- The EPA was established to create a free trade area (FTA) between the European Union and the African, Caribbean and Pacific Group of States (ACP).
Head of the European Union Delegation to Jamaica, Belize, the Bahamas, Turks and Caicos Islands, and the Cayman Islands, Her Excellency Ambassador Paola Amadei, is dispelling misconceptions about the Economic Partnership Agreement (EPA).
This, particularly in relation to the agreement, which the EU signed with Caribbean Forum (CARIFORUM) member countries in 2008. This facility, she points out, has been described, among other things, as a “Trojan Horse” that would “swamp” the CARIFORUM market.
The EPA was established to create a free trade area (FTA) between the European Union and the African, Caribbean and Pacific Group of States (ACP).
The Caribbean Forum (CARIFORUM), which was established in 1992, is a subgroup of the ACP States. It comprises the 15 Caribbean Community (CARICOM) member countries and the Dominican Republic and serves as a base for economic dialogue with the European Union.
Speaking at the recent signing of a $240.7 million (€2.25 million) EPA Capacity Building Project agreement at the Bureau of Standards Jamaica, in Kingston, Ambassador Amadei said other misconceptions arising included the belief that the EPA will result in significant loss of revenue in what is deemed an “already difficult context”; and that the facility would be an “instrument of inequitable struggle” between the EU and CARIFORUM.
“To this I…reply that the EPA is a call for a new dynamic approach towards globalization and that…can contribute to setting the Caribbean economies on the right track to seize opportunities created by globalization. The EPA, and globalization itself, imposes (on) Jamaica and…the Caribbean region, structural reforms linked to good governance, regional integration, and (a) business environment…reforms that are needed, with or without the EPA,” she stated.

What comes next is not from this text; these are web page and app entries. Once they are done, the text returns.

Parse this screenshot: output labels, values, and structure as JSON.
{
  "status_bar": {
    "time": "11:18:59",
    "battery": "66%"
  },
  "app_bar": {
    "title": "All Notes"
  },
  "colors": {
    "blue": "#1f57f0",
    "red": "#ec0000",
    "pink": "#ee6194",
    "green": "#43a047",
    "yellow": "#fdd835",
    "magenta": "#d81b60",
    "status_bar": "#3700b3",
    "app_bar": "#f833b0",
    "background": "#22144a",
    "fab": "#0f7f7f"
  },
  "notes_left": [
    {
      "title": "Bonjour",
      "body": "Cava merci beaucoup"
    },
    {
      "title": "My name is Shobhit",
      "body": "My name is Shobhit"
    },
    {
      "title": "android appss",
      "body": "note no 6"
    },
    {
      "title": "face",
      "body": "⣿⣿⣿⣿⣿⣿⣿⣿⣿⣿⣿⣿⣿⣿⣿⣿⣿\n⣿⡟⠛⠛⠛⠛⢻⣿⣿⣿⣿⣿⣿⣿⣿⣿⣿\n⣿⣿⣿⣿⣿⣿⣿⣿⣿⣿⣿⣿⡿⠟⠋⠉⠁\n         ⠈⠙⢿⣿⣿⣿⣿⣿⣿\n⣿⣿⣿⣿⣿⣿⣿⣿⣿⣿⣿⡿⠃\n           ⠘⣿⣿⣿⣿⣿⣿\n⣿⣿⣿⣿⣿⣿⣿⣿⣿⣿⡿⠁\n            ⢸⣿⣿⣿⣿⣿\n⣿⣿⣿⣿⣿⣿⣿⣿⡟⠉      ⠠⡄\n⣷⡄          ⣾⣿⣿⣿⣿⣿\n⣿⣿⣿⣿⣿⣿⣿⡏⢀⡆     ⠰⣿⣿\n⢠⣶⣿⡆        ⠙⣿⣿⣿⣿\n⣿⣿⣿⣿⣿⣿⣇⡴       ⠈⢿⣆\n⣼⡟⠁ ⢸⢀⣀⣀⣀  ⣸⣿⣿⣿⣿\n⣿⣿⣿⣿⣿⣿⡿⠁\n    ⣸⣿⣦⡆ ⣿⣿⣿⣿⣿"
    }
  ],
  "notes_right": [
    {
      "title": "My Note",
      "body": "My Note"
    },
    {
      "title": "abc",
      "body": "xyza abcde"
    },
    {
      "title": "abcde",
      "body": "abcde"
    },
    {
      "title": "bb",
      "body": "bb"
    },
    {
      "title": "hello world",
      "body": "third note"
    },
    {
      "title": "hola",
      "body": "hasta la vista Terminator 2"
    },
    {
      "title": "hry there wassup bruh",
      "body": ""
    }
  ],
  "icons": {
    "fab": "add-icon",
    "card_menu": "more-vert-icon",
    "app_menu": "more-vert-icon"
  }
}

Additionally, she pointed out the EPA is “directly oriented towards increasing investments in the region, to the full benefit of enterprises, employment, and, thus, national wealth”.
In citing that the creation of an environment conducive to the development of trade and investment, is a catalyst for leveraging growth in Jamaica, Ambassador Amadei contended that, against this background, there is no need for Jamaica to remain in the lower tier of the doing business and competitiveness rankings.
“Conducting reforms to improve the business environment, the management of public finances and deepening regional integration are objectives within reach .This is the main contribution of the EPA. (The) EPA’s rational is to help create a turning point where trade spurts growth and development,” she argued.
The EU Delegation Head pointed out that since the establishment of the EPA with the CARIFORUM in 2008, the facility has served as the basis of the trading relationship between the EU and that body.
She noted that the facility aims to position the Caribbean as an expanding market where residents and foreigners will find opportunities for growth and security for their investments.
“All in all, the EPA is a driver for change and much needed reforms. It aims at, ultimately, ensuring a stable, predictable and transparent business environment, thereby helping CARIFORUM attract foreign investments and integrate at the regional level and with the global economy. It will improve the access of firms to competitive goods and services which, in turn, will increase their own competitiveness,” Ambassador Amadei stated.
The CARIFORUM-EU EPA’s establishment was facilitated through the 2000 signing of the Cotonou Agreement, which replaced four successive Lomé accords. The facility puts in place a comprehensive framework for ACP-EU relations, centred on economic development, the reduction and eventual eradication of poverty, and the smooth and gradual integration of ACP states into the global economy.
With a view to achieving these objectives, the Cotonou Agreement makes provision for the ACP and EU to engage in World Trade Organization (WTO) compatible trading arrangements.
In this vein, Article 36 of the Cotonou Agreement commits the Parties to conclude new WTO compatible trading arrangements, removing, progressively, barriers to trade between them and enhancing co-operation in all areas relevant to trade.
The EPA Capacity Building Project is intended to create an enabling environment to support increased compliance of Jamaican agriculture and agribusiness exports, with international quality standards, to EU and other markets. This, by strengthening the capacity of infrastructures supporting the country’s export sector.
The initiative is designed to enhance food security and enhance Jamaica’s competitiveness goals, as outlined in the National Export Strategy (NES), and the country’s National Development Plan, Vision 2030 Jamaica, being administered by the Planning Institute of Jamaica (PIOJ).